[Source data]
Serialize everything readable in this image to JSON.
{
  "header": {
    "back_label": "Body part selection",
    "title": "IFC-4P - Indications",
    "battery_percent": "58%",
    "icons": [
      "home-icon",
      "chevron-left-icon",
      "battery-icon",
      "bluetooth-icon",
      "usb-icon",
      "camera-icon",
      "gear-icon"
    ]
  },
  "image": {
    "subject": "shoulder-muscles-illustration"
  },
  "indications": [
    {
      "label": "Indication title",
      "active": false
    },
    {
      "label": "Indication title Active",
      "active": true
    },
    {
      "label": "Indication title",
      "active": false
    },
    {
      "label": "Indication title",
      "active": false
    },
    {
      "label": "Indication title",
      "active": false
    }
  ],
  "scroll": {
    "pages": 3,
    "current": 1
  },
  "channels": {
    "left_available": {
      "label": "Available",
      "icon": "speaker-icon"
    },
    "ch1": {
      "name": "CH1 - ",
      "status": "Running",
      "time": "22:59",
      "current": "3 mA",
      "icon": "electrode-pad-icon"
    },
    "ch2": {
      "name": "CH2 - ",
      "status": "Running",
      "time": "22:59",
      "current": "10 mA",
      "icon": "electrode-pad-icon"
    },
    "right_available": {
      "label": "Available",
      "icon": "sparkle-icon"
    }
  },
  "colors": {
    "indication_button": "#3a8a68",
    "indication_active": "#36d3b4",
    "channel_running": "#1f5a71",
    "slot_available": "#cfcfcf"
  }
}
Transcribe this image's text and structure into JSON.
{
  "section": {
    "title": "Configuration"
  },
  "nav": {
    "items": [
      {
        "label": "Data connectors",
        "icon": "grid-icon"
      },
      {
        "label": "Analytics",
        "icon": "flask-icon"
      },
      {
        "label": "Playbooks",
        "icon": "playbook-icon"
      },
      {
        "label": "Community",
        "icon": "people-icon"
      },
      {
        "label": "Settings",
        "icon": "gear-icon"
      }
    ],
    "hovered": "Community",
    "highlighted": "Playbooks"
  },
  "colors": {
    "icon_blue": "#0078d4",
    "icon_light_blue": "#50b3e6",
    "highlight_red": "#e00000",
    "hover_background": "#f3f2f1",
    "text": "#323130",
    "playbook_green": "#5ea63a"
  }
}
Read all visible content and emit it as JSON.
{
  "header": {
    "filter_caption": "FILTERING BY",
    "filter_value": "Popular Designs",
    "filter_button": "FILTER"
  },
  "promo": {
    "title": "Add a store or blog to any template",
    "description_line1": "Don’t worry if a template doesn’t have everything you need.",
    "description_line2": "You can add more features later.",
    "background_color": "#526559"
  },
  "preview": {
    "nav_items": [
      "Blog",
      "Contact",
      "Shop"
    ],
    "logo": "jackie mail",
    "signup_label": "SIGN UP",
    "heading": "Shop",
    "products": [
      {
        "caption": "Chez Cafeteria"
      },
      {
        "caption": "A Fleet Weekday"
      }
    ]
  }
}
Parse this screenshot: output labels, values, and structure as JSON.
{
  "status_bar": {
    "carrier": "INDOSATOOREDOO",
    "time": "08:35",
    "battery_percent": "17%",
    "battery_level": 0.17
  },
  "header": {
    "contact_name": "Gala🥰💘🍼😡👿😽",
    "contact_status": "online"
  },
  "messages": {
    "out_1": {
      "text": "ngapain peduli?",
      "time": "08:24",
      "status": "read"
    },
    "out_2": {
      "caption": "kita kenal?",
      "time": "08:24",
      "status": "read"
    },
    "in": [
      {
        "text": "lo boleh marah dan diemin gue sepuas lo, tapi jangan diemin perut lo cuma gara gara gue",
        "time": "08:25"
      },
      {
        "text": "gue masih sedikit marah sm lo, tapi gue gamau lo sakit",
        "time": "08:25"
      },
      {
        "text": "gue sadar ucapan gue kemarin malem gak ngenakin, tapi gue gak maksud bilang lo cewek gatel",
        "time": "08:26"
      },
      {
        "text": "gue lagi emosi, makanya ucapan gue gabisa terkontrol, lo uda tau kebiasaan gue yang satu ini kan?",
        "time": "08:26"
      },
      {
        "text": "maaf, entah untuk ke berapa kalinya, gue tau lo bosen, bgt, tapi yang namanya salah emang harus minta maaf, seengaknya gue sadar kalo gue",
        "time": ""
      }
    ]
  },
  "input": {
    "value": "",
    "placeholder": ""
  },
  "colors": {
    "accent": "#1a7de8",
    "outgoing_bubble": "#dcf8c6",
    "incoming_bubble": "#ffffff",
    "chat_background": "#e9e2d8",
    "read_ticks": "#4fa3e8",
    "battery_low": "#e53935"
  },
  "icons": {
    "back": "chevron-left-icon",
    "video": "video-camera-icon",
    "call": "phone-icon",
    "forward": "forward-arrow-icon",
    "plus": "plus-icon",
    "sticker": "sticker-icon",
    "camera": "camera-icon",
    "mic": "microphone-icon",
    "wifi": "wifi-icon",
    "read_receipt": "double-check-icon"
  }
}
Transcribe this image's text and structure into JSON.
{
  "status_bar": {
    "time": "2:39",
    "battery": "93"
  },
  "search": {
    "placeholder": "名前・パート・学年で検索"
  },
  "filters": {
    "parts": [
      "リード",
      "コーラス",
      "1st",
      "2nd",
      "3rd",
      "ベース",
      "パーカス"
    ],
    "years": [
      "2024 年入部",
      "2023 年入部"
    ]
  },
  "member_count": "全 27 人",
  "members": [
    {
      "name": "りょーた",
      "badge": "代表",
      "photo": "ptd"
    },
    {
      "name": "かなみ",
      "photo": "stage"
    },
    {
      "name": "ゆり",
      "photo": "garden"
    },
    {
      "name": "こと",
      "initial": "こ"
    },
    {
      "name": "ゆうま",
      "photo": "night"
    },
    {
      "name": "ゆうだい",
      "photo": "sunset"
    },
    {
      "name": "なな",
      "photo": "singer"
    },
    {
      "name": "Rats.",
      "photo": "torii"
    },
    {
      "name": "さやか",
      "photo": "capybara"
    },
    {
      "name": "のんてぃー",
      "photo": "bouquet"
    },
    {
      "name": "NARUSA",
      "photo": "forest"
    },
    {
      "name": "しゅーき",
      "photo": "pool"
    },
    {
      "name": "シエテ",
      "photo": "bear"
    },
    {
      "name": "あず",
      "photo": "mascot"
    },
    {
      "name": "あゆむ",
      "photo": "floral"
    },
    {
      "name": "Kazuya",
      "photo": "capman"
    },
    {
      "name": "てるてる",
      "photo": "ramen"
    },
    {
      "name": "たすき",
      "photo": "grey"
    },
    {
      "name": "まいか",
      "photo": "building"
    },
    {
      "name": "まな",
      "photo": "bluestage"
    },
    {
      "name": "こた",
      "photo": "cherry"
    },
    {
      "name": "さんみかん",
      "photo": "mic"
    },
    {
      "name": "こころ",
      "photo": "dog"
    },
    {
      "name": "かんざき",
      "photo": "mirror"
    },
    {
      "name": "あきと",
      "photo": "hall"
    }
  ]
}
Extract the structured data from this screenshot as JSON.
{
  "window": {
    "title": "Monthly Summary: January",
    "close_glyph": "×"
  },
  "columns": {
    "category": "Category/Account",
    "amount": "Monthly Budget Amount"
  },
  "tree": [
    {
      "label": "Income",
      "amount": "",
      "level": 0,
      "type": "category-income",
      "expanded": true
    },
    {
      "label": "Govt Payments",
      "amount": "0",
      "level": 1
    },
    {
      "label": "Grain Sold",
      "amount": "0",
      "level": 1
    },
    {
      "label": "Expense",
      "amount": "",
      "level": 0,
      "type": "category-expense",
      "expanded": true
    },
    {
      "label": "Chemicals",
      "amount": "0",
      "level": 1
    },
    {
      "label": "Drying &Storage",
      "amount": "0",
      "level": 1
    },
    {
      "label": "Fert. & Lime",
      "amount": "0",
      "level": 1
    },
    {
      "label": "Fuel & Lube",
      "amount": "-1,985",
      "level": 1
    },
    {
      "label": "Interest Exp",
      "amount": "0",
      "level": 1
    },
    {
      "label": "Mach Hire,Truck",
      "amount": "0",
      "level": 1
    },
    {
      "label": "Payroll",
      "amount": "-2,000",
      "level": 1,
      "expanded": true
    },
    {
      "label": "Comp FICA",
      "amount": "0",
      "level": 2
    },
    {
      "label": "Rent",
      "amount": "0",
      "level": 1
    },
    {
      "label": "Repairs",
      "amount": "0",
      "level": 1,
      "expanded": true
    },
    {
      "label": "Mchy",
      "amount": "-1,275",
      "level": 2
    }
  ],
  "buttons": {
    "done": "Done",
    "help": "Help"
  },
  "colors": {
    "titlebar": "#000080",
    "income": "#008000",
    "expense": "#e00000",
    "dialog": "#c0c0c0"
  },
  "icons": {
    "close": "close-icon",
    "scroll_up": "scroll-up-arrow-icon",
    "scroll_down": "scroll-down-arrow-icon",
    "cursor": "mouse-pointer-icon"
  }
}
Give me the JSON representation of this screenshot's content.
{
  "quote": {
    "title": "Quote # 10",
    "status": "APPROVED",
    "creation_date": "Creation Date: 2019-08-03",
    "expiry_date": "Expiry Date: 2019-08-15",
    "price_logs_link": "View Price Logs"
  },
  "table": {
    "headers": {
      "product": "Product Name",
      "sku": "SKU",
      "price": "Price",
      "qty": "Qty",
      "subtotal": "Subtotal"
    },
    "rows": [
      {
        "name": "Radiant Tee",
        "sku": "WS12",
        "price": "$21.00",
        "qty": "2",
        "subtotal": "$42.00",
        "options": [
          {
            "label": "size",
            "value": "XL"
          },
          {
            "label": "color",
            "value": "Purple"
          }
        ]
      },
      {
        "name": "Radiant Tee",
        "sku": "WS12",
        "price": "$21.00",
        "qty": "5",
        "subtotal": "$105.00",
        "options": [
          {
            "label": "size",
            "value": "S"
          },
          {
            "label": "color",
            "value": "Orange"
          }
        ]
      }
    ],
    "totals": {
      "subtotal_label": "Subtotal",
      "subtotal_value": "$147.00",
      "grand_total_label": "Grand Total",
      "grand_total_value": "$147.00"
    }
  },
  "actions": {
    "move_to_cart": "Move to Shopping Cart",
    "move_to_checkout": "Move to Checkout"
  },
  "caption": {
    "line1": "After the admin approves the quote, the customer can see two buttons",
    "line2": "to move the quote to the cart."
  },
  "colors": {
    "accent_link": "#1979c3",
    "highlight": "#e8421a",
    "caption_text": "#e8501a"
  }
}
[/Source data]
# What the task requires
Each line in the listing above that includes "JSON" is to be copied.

# Task solution
Serialize everything readable in this image to JSON.
Transcribe this image's text and structure into JSON.
Read all visible content and emit it as JSON.
Parse this screenshot: output labels, values, and structure as JSON.
Transcribe this image's text and structure into JSON.
Extract the structured data from this screenshot as JSON.
Give me the JSON representation of this screenshot's content.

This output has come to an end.